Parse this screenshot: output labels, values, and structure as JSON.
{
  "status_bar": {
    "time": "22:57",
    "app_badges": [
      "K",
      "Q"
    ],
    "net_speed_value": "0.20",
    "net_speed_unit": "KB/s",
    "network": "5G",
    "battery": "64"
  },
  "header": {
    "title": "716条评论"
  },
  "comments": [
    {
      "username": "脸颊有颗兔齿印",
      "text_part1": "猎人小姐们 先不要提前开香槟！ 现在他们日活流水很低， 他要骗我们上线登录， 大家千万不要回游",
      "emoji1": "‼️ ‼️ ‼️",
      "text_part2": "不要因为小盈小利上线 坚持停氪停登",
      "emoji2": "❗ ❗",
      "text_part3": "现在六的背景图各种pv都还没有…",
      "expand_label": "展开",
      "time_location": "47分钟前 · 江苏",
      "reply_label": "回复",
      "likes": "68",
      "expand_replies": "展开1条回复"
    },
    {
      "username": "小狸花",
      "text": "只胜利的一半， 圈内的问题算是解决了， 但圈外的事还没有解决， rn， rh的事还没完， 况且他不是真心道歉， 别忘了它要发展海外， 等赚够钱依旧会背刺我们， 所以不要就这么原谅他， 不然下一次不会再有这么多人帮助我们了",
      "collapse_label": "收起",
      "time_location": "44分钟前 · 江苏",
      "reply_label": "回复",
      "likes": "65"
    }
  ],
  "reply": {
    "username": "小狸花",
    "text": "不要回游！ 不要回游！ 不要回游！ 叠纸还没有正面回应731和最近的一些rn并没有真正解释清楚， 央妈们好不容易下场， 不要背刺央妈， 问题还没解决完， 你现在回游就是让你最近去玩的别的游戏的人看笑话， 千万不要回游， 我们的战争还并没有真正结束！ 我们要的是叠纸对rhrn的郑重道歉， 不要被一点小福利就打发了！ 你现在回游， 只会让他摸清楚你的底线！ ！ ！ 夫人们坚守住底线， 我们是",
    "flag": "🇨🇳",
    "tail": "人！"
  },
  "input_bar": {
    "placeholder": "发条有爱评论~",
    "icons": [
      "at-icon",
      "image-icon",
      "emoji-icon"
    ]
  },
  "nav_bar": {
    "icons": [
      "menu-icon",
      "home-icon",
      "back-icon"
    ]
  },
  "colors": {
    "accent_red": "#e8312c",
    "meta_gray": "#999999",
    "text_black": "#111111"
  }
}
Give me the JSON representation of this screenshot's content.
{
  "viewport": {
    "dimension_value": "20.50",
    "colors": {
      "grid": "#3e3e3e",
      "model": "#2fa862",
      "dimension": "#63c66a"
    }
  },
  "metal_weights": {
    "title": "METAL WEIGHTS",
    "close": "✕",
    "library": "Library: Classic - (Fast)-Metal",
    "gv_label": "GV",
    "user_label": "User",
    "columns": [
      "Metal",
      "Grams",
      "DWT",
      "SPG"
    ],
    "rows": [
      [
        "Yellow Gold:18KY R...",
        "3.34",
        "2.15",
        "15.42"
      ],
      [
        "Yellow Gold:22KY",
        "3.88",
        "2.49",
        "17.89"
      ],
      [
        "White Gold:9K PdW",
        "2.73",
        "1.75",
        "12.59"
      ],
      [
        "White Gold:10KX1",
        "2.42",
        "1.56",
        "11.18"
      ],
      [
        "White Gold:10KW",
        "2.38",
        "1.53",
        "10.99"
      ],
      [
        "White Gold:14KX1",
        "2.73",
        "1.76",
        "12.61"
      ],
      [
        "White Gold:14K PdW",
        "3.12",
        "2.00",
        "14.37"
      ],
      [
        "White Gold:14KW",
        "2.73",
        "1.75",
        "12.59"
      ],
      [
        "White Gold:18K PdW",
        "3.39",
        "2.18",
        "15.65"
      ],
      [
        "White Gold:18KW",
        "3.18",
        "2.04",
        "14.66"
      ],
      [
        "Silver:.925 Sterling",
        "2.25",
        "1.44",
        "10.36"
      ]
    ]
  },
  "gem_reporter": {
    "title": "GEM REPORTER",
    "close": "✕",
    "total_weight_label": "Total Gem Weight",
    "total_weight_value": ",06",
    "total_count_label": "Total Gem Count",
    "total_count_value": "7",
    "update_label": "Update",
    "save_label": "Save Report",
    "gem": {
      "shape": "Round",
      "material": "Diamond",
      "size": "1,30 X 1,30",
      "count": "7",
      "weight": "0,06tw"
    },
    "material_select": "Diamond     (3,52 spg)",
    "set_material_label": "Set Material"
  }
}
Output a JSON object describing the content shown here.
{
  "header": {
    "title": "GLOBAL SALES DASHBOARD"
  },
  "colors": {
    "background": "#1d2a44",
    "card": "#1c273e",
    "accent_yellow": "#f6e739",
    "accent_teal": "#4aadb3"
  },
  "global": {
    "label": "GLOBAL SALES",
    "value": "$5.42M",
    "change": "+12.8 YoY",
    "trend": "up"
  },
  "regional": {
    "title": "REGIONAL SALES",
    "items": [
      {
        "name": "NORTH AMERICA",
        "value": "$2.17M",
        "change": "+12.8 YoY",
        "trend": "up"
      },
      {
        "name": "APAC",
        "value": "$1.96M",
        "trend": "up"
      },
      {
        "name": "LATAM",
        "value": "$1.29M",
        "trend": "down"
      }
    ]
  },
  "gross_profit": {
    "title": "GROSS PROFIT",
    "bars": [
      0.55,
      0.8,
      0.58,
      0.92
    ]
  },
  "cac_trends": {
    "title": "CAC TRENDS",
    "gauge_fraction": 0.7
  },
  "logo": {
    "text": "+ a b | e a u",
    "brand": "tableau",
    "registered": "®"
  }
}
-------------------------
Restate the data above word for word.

= Task answer =
Parse this screenshot: output labels, values, and structure as JSON.
{
  "status_bar": {
    "time": "22:57",
    "app_badges": [
      "K",
      "Q"
    ],
    "net_speed_value": "0.20",
    "net_speed_unit": "KB/s",
    "network": "5G",
    "battery": "64"
  },
  "header": {
    "title": "716条评论"
  },
  "comments": [
    {
      "username": "脸颊有颗兔齿印",
      "text_part1": "猎人小姐们 先不要提前开香槟！ 现在他们日活流水很低， 他要骗我们上线登录， 大家千万不要回游",
      "emoji1": "‼️ ‼️ ‼️",
      "text_part2": "不要因为小盈小利上线 坚持停氪停登",
      "emoji2": "❗ ❗",
      "text_part3": "现在六的背景图各种pv都还没有…",
      "expand_label": "展开",
      "time_location": "47分钟前 · 江苏",
      "reply_label": "回复",
      "likes": "68",
      "expand_replies": "展开1条回复"
    },
    {
      "username": "小狸花",
      "text": "只胜利的一半， 圈内的问题算是解决了， 但圈外的事还没有解决， rn， rh的事还没完， 况且他不是真心道歉， 别忘了它要发展海外， 等赚够钱依旧会背刺我们， 所以不要就这么原谅他， 不然下一次不会再有这么多人帮助我们了",
      "collapse_label": "收起",
      "time_location": "44分钟前 · 江苏",
      "reply_label": "回复",
      "likes": "65"
    }
  ],
  "reply": {
    "username": "小狸花",
    "text": "不要回游！ 不要回游！ 不要回游！ 叠纸还没有正面回应731和最近的一些rn并没有真正解释清楚， 央妈们好不容易下场， 不要背刺央妈， 问题还没解决完， 你现在回游就是让你最近去玩的别的游戏的人看笑话， 千万不要回游， 我们的战争还并没有真正结束！ 我们要的是叠纸对rhrn的郑重道歉， 不要被一点小福利就打发了！ 你现在回游， 只会让他摸清楚你的底线！ ！ ！ 夫人们坚守住底线， 我们是",
    "flag": "🇨🇳",
    "tail": "人！"
  },
  "input_bar": {
    "placeholder": "发条有爱评论~",
    "icons": [
      "at-icon",
      "image-icon",
      "emoji-icon"
    ]
  },
  "nav_bar": {
    "icons": [
      "menu-icon",
      "home-icon",
      "back-icon"
    ]
  },
  "colors": {
    "accent_red": "#e8312c",
    "meta_gray": "#999999",
    "text_black": "#111111"
  }
}
Give me the JSON representation of this screenshot's content.
{
  "viewport": {
    "dimension_value": "20.50",
    "colors": {
      "grid": "#3e3e3e",
      "model": "#2fa862",
      "dimension": "#63c66a"
    }
  },
  "metal_weights": {
    "title": "METAL WEIGHTS",
    "close": "✕",
    "library": "Library: Classic - (Fast)-Metal",
    "gv_label": "GV",
    "user_label": "User",
    "columns": [
      "Metal",
      "Grams",
      "DWT",
      "SPG"
    ],
    "rows": [
      [
        "Yellow Gold:18KY R...",
        "3.34",
        "2.15",
        "15.42"
      ],
      [
        "Yellow Gold:22KY",
        "3.88",
        "2.49",
        "17.89"
      ],
      [
        "White Gold:9K PdW",
        "2.73",
        "1.75",
        "12.59"
      ],
      [
        "White Gold:10KX1",
        "2.42",
        "1.56",
        "11.18"
      ],
      [
        "White Gold:10KW",
        "2.38",
        "1.53",
        "10.99"
      ],
      [
        "White Gold:14KX1",
        "2.73",
        "1.76",
        "12.61"
      ],
      [
        "White Gold:14K PdW",
        "3.12",
        "2.00",
        "14.37"
      ],
      [
        "White Gold:14KW",
        "2.73",
        "1.75",
        "12.59"
      ],
      [
        "White Gold:18K PdW",
        "3.39",
        "2.18",
        "15.65"
      ],
      [
        "White Gold:18KW",
        "3.18",
        "2.04",
        "14.66"
      ],
      [
        "Silver:.925 Sterling",
        "2.25",
        "1.44",
        "10.36"
      ]
    ]
  },
  "gem_reporter": {
    "title": "GEM REPORTER",
    "close": "✕",
    "total_weight_label": "Total Gem Weight",
    "total_weight_value": ",06",
    "total_count_label": "Total Gem Count",
    "total_count_value": "7",
    "update_label": "Update",
    "save_label": "Save Report",
    "gem": {
      "shape": "Round",
      "material": "Diamond",
      "size": "1,30 X 1,30",
      "count": "7",
      "weight": "0,06tw"
    },
    "material_select": "Diamond     (3,52 spg)",
    "set_material_label": "Set Material"
  }
}
Output a JSON object describing the content shown here.
{
  "header": {
    "title": "GLOBAL SALES DASHBOARD"
  },
  "colors": {
    "background": "#1d2a44",
    "card": "#1c273e",
    "accent_yellow": "#f6e739",
    "accent_teal": "#4aadb3"
  },
  "global": {
    "label": "GLOBAL SALES",
    "value": "$5.42M",
    "change": "+12.8 YoY",
    "trend": "up"
  },
  "regional": {
    "title": "REGIONAL SALES",
    "items": [
      {
        "name": "NORTH AMERICA",
        "value": "$2.17M",
        "change": "+12.8 YoY",
        "trend": "up"
      },
      {
        "name": "APAC",
        "value": "$1.96M",
        "trend": "up"
      },
      {
        "name": "LATAM",
        "value": "$1.29M",
        "trend": "down"
      }
    ]
  },
  "gross_profit": {
    "title": "GROSS PROFIT",
    "bars": [
      0.55,
      0.8,
      0.58,
      0.92
    ]
  },
  "cac_trends": {
    "title": "CAC TRENDS",
    "gauge_fraction": 0.7
  },
  "logo": {
    "text": "+ a b | e a u",
    "brand": "tableau",
    "registered": "®"
  }
}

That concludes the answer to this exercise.